Chen Wei, Future and Modern, 2014, inkjet print, 100 x 125 cm.

The influences of the Supernatural artists extend past Chinese tradition, courtesy of “porous national borders and instant online communication,” says Williams. “Emily Shih-Chi Yang studied in the USA before returning to Taiwan. Her expressive technique owes something to the New York School of gestural abstract painters.” The Blessed Mountains (2012) is a cacophony of richly gestural brush marks on rice paper, which Yang dismantled and reassembled, creating a scrambled vision of, not landscape, but landscape-ness.

Emily Shih-Chi Yang, The Blessed Mountains, 2012, ink, rice paper collaged on linen, 150 x 400 cm (diptych).

Beijing-based painter Yang Shen’s Ducks Mocking Sailor (2016) departs even further from tradition. By a riverside, a mariner is tormented by a painted swarm of jolly skulls and rubber duckies. This cartoonish landscape derives from the utopias of children’s books, sci-fi and advertising. “The Day-Glo colour, the expressive brushwork,” says Williams, “they reveal a whimsical nostalgia for a future that never quite arrived.”

China’s gargantuan and unprecedented urbanisation project has had a great impact on its landscapes.

With a billion people expected to relocate from rural to urban homes by 2030, cities are engulfing surrounding hinterlands and putting pressure on wilderness and agriculture. For metropolitan citizens, the distance between daily life and the lakes and mountains of art history is widening. Zhou Xiaohu’s Garden of Earthly Delights (2016) protests this gulf. The video retells the fables of Daoist master Zhuangzi, which advocate for a morally fluid and spontaneous lifestyle in nature, free from inhibition and unthinking compliance. Enlisting a puppet troupe from Zhejiang province, Xiaohu built eight marionettes to perform the fables alongside “bleak, post-industrialist mega structures: a dam, a power plant, an abandoned mine,” says Williams. Woe betide we who relinquish nature and individualism.

Supernatural is split across four floors, each offering a distinct biome: urban, rural, sea.

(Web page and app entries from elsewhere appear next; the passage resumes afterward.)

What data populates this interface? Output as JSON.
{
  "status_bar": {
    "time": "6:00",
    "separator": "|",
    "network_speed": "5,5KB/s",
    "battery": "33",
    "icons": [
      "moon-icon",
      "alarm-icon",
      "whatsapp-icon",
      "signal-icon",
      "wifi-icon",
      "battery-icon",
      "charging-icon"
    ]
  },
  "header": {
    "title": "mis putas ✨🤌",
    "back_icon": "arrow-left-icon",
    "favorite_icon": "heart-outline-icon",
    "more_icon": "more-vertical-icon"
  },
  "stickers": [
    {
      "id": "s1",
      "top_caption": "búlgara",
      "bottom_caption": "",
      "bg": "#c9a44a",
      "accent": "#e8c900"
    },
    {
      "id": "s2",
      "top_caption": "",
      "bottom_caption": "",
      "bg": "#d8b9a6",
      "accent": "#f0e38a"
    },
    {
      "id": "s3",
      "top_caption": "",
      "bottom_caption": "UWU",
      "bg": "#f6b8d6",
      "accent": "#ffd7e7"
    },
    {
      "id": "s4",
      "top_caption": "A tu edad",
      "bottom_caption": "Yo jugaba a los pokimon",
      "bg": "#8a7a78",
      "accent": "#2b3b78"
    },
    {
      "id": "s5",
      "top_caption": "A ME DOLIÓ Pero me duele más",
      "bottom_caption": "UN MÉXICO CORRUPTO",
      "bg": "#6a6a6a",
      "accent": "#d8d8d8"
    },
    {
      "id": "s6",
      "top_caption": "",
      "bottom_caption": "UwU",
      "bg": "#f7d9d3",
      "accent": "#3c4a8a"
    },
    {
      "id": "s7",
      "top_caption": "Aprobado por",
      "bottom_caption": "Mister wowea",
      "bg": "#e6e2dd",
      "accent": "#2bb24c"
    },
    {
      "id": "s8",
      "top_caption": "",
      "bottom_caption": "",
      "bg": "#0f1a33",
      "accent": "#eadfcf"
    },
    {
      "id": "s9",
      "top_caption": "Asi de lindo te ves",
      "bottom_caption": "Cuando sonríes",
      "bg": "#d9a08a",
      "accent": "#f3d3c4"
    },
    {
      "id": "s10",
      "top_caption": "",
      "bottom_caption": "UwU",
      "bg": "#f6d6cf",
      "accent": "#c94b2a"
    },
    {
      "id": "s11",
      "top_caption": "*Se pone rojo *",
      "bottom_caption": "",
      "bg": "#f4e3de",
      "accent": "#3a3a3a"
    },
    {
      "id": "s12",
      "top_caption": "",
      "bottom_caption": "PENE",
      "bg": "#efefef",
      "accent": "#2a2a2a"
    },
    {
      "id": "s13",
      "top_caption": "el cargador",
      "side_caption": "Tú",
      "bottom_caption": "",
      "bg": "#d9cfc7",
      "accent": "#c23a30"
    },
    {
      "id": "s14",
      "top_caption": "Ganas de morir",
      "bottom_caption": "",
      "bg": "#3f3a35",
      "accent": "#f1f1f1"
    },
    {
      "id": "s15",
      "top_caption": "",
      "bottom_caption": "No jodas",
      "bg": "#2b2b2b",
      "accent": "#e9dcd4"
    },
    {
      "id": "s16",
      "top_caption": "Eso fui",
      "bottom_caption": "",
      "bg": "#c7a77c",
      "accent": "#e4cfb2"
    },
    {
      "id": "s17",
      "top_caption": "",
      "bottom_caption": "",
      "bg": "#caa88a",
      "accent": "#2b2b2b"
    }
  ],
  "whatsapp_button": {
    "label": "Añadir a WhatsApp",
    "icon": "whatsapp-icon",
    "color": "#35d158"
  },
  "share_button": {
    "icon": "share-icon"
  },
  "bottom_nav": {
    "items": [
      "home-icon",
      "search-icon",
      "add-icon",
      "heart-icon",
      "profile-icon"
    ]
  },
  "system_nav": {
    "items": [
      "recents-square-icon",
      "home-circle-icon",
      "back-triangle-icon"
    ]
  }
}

The ground floor will house the exhibition’s most surreal and speculative artworks, representing something of a netherworld or Tiān (celestial Heaven) landscape: a place from which the supernatural emanates to populate past, future and imagined environments.

Supernatural
White Rabbit Collection
7 September – 3 February 2019

Sheridan Coleman